• Prompt: No pictures should be carried over. Output all other parts of the entries verbatim.

• Stored dataset items:
━━━━━━━━━━━━━━━━

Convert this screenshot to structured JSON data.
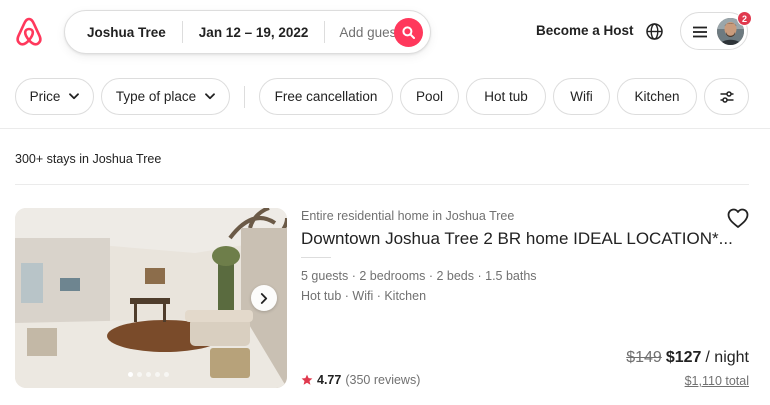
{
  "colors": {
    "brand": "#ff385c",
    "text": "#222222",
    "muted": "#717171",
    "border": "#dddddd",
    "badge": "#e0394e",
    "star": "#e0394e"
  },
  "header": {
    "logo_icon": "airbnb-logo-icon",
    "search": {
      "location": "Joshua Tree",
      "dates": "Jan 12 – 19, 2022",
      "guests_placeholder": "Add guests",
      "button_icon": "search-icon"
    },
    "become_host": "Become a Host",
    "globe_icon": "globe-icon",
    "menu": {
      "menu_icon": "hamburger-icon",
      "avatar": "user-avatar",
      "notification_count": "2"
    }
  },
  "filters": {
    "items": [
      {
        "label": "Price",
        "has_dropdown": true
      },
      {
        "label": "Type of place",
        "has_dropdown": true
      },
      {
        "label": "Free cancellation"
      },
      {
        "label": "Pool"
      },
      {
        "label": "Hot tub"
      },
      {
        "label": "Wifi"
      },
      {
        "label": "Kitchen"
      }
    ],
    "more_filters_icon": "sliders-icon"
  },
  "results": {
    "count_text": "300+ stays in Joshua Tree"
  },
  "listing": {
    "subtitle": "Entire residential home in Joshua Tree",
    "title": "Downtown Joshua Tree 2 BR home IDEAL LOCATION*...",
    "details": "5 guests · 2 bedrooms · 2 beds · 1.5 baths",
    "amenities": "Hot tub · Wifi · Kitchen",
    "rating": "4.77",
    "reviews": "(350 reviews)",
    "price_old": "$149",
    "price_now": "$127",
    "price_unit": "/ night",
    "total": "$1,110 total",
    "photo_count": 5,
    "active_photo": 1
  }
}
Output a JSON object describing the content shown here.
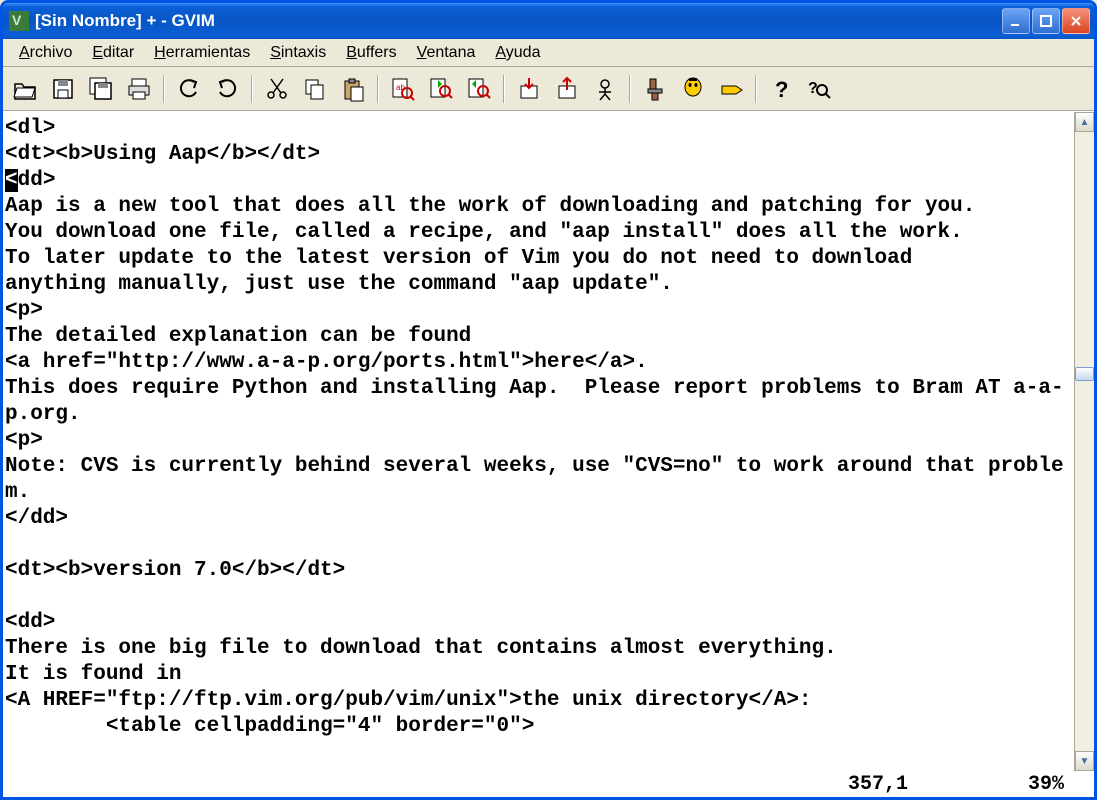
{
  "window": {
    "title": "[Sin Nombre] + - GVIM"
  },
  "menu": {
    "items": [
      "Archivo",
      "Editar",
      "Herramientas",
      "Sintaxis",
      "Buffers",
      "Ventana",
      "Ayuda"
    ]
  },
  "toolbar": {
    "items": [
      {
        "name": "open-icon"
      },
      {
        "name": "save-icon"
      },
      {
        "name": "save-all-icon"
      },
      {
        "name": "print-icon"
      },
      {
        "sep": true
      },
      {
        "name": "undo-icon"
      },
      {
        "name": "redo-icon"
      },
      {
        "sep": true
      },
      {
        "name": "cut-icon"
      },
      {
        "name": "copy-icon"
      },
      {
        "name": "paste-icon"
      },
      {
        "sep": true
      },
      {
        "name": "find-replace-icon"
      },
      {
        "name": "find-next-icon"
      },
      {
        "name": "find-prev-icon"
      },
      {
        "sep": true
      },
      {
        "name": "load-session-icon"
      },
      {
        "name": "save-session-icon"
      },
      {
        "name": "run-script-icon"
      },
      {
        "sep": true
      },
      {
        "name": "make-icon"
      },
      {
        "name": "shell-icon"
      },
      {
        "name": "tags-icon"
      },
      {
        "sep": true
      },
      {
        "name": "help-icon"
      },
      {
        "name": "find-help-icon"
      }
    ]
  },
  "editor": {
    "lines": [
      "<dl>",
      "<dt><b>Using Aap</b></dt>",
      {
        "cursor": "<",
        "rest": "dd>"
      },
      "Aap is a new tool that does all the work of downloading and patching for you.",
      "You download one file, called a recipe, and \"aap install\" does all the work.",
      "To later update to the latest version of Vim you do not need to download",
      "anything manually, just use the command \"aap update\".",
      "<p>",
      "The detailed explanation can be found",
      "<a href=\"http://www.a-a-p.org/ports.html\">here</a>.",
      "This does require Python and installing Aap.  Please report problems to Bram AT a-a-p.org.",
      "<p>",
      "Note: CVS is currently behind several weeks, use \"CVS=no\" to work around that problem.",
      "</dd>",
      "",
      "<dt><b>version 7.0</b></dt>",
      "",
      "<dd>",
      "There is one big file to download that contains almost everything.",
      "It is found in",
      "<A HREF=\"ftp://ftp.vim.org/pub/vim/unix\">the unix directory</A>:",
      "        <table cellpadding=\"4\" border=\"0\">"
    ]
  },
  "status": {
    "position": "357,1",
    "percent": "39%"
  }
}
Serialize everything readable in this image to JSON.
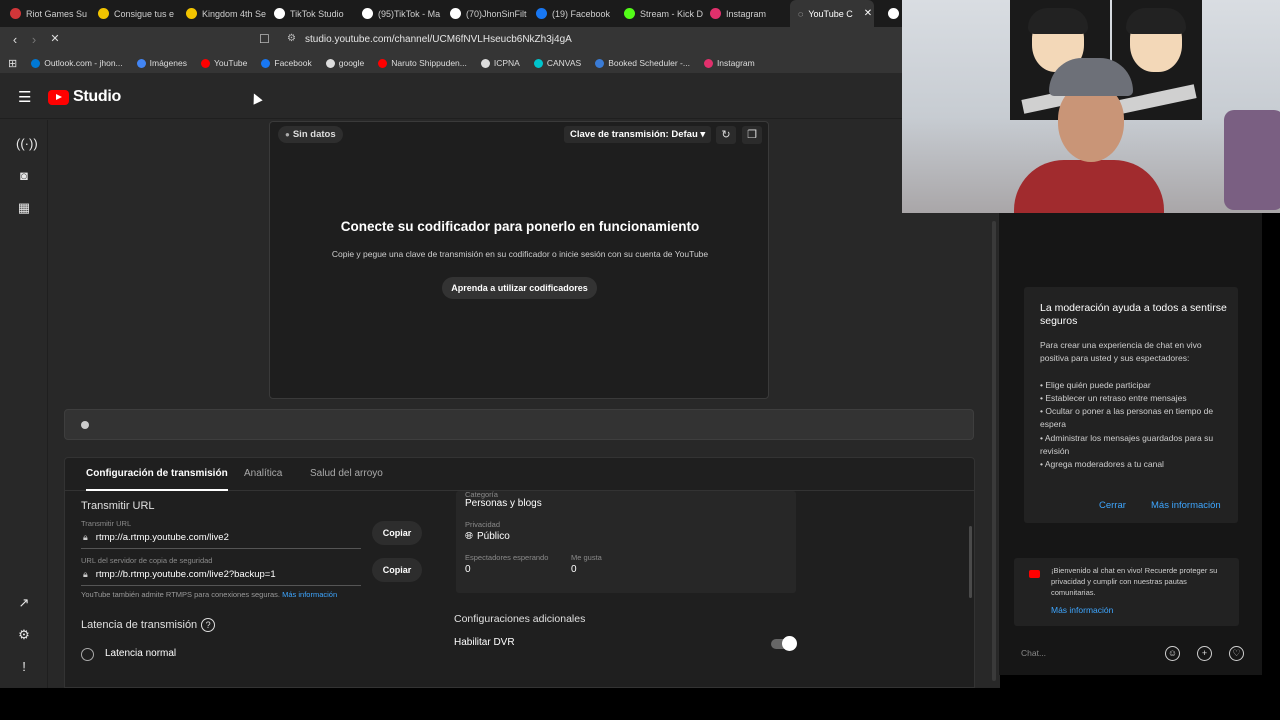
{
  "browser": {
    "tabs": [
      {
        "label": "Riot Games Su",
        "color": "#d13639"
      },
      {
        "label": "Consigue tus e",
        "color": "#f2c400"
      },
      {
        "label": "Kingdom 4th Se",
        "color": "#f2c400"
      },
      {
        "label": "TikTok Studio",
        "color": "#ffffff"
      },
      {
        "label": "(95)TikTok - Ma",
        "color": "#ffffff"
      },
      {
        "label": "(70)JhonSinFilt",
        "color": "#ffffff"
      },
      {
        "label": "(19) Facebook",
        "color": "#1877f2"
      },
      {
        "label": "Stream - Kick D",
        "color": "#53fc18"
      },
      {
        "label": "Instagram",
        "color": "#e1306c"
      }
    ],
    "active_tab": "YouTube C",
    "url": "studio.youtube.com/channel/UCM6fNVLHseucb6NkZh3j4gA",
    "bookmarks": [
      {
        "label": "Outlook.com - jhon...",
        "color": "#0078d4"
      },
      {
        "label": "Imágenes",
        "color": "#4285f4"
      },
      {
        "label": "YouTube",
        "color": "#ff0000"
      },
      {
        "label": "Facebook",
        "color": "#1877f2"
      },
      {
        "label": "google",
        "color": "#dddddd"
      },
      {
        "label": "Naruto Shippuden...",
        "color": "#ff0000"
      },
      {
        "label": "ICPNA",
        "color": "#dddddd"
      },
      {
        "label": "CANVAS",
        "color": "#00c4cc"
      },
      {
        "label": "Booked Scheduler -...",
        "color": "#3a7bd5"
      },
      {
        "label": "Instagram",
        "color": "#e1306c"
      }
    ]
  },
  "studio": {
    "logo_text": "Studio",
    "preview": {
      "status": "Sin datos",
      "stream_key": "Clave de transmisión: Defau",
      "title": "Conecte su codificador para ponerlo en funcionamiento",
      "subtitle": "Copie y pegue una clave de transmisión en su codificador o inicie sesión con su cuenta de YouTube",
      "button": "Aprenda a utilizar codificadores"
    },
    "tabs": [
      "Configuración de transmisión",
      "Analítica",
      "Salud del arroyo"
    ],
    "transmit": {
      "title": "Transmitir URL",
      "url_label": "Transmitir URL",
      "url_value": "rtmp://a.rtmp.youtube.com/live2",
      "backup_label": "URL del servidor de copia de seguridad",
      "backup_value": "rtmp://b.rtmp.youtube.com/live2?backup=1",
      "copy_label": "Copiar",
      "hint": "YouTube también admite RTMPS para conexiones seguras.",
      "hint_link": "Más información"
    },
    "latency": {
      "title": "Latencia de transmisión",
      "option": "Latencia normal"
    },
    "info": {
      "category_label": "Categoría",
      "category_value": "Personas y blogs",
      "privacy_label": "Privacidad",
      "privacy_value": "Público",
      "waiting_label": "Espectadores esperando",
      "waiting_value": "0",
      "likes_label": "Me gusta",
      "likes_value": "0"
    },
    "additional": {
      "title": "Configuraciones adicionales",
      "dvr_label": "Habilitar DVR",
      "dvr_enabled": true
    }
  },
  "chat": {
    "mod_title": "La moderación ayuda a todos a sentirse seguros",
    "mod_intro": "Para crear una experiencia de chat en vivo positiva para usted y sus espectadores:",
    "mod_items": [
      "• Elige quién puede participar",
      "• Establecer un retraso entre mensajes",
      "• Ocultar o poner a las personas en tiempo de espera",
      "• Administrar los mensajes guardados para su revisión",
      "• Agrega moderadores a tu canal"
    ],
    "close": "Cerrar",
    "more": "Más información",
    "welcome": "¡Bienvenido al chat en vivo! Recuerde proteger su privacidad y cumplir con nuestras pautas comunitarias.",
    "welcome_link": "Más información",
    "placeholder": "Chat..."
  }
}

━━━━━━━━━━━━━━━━

• Exercise response:
Convert this screenshot to structured JSON data.
{
  "colors": {
    "brand": "#ff385c",
    "text": "#222222",
    "muted": "#717171",
    "border": "#dddddd",
    "badge": "#e0394e",
    "star": "#e0394e"
  },
  "header": {
    "logo_icon": "airbnb-logo-icon",
    "search": {
      "location": "Joshua Tree",
      "dates": "Jan 12 – 19, 2022",
      "guests_placeholder": "Add guests",
      "button_icon": "search-icon"
    },
    "become_host": "Become a Host",
    "globe_icon": "globe-icon",
    "menu": {
      "menu_icon": "hamburger-icon",
      "avatar": "user-avatar",
      "notification_count": "2"
    }
  },
  "filters": {
    "items": [
      {
        "label": "Price",
        "has_dropdown": true
      },
      {
        "label": "Type of place",
        "has_dropdown": true
      },
      {
        "label": "Free cancellation"
      },
      {
        "label": "Pool"
      },
      {
        "label": "Hot tub"
      },
      {
        "label": "Wifi"
      },
      {
        "label": "Kitchen"
      }
    ],
    "more_filters_icon": "sliders-icon"
  },
  "results": {
    "count_text": "300+ stays in Joshua Tree"
  },
  "listing": {
    "subtitle": "Entire residential home in Joshua Tree",
    "title": "Downtown Joshua Tree 2 BR home IDEAL LOCATION*...",
    "details": "5 guests · 2 bedrooms · 2 beds · 1.5 baths",
    "amenities": "Hot tub · Wifi · Kitchen",
    "rating": "4.77",
    "reviews": "(350 reviews)",
    "price_old": "$149",
    "price_now": "$127",
    "price_unit": "/ night",
    "total": "$1,110 total",
    "photo_count": 5,
    "active_photo": 1
  }
}
Output a JSON object describing the content shown here.
{
  "window": {
    "title": "[Sin Nombre] + - GVIM"
  },
  "menu": {
    "items": [
      "Archivo",
      "Editar",
      "Herramientas",
      "Sintaxis",
      "Buffers",
      "Ventana",
      "Ayuda"
    ]
  },
  "toolbar": {
    "items": [
      {
        "name": "open-icon"
      },
      {
        "name": "save-icon"
      },
      {
        "name": "save-all-icon"
      },
      {
        "name": "print-icon"
      },
      {
        "sep": true
      },
      {
        "name": "undo-icon"
      },
      {
        "name": "redo-icon"
      },
      {
        "sep": true
      },
      {
        "name": "cut-icon"
      },
      {
        "name": "copy-icon"
      },
      {
        "name": "paste-icon"
      },
      {
        "sep": true
      },
      {
        "name": "find-replace-icon"
      },
      {
        "name": "find-next-icon"
      },
      {
        "name": "find-prev-icon"
      },
      {
        "sep": true
      },
      {
        "name": "load-session-icon"
      },
      {
        "name": "save-session-icon"
      },
      {
        "name": "run-script-icon"
      },
      {
        "sep": true
      },
      {
        "name": "make-icon"
      },
      {
        "name": "shell-icon"
      },
      {
        "name": "tags-icon"
      },
      {
        "sep": true
      },
      {
        "name": "help-icon"
      },
      {
        "name": "find-help-icon"
      }
    ]
  },
  "editor": {
    "lines": [
      "<dl>",
      "<dt><b>Using Aap</b></dt>",
      {
        "cursor": "<",
        "rest": "dd>"
      },
      "Aap is a new tool that does all the work of downloading and patching for you.",
      "You download one file, called a recipe, and \"aap install\" does all the work.",
      "To later update to the latest version of Vim you do not need to download",
      "anything manually, just use the command \"aap update\".",
      "<p>",
      "The detailed explanation can be found",
      "<a href=\"http://www.a-a-p.org/ports.html\">here</a>.",
      "This does require Python and installing Aap.  Please report problems to Bram AT a-a-p.org.",
      "<p>",
      "Note: CVS is currently behind several weeks, use \"CVS=no\" to work around that problem.",
      "</dd>",
      "",
      "<dt><b>version 7.0</b></dt>",
      "",
      "<dd>",
      "There is one big file to download that contains almost everything.",
      "It is found in",
      "<A HREF=\"ftp://ftp.vim.org/pub/vim/unix\">the unix directory</A>:",
      "        <table cellpadding=\"4\" border=\"0\">"
    ]
  },
  "status": {
    "position": "357,1",
    "percent": "39%"
  }
}
Serialize everything readable in this image to JSON.
{
  "browser": {
    "tabs": [
      {
        "label": "Riot Games Su",
        "color": "#d13639"
      },
      {
        "label": "Consigue tus e",
        "color": "#f2c400"
      },
      {
        "label": "Kingdom 4th Se",
        "color": "#f2c400"
      },
      {
        "label": "TikTok Studio",
        "color": "#ffffff"
      },
      {
        "label": "(95)TikTok - Ma",
        "color": "#ffffff"
      },
      {
        "label": "(70)JhonSinFilt",
        "color": "#ffffff"
      },
      {
        "label": "(19) Facebook",
        "color": "#1877f2"
      },
      {
        "label": "Stream - Kick D",
        "color": "#53fc18"
      },
      {
        "label": "Instagram",
        "color": "#e1306c"
      }
    ],
    "active_tab": "YouTube C",
    "url": "studio.youtube.com/channel/UCM6fNVLHseucb6NkZh3j4gA",
    "bookmarks": [
      {
        "label": "Outlook.com - jhon...",
        "color": "#0078d4"
      },
      {
        "label": "Imágenes",
        "color": "#4285f4"
      },
      {
        "label": "YouTube",
        "color": "#ff0000"
      },
      {
        "label": "Facebook",
        "color": "#1877f2"
      },
      {
        "label": "google",
        "color": "#dddddd"
      },
      {
        "label": "Naruto Shippuden...",
        "color": "#ff0000"
      },
      {
        "label": "ICPNA",
        "color": "#dddddd"
      },
      {
        "label": "CANVAS",
        "color": "#00c4cc"
      },
      {
        "label": "Booked Scheduler -...",
        "color": "#3a7bd5"
      },
      {
        "label": "Instagram",
        "color": "#e1306c"
      }
    ]
  },
  "studio": {
    "logo_text": "Studio",
    "preview": {
      "status": "Sin datos",
      "stream_key": "Clave de transmisión: Defau",
      "title": "Conecte su codificador para ponerlo en funcionamiento",
      "subtitle": "Copie y pegue una clave de transmisión en su codificador o inicie sesión con su cuenta de YouTube",
      "button": "Aprenda a utilizar codificadores"
    },
    "tabs": [
      "Configuración de transmisión",
      "Analítica",
      "Salud del arroyo"
    ],
    "transmit": {
      "title": "Transmitir URL",
      "url_label": "Transmitir URL",
      "url_value": "rtmp://a.rtmp.youtube.com/live2",
      "backup_label": "URL del servidor de copia de seguridad",
      "backup_value": "rtmp://b.rtmp.youtube.com/live2?backup=1",
      "copy_label": "Copiar",
      "hint": "YouTube también admite RTMPS para conexiones seguras.",
      "hint_link": "Más información"
    },
    "latency": {
      "title": "Latencia de transmisión",
      "option": "Latencia normal"
    },
    "info": {
      "category_label": "Categoría",
      "category_value": "Personas y blogs",
      "privacy_label": "Privacidad",
      "privacy_value": "Público",
      "waiting_label": "Espectadores esperando",
      "waiting_value": "0",
      "likes_label": "Me gusta",
      "likes_value": "0"
    },
    "additional": {
      "title": "Configuraciones adicionales",
      "dvr_label": "Habilitar DVR",
      "dvr_enabled": true
    }
  },
  "chat": {
    "mod_title": "La moderación ayuda a todos a sentirse seguros",
    "mod_intro": "Para crear una experiencia de chat en vivo positiva para usted y sus espectadores:",
    "mod_items": [
      "• Elige quién puede participar",
      "• Establecer un retraso entre mensajes",
      "• Ocultar o poner a las personas en tiempo de espera",
      "• Administrar los mensajes guardados para su revisión",
      "• Agrega moderadores a tu canal"
    ],
    "close": "Cerrar",
    "more": "Más información",
    "welcome": "¡Bienvenido al chat en vivo! Recuerde proteger su privacidad y cumplir con nuestras pautas comunitarias.",
    "welcome_link": "Más información",
    "placeholder": "Chat..."
  }
}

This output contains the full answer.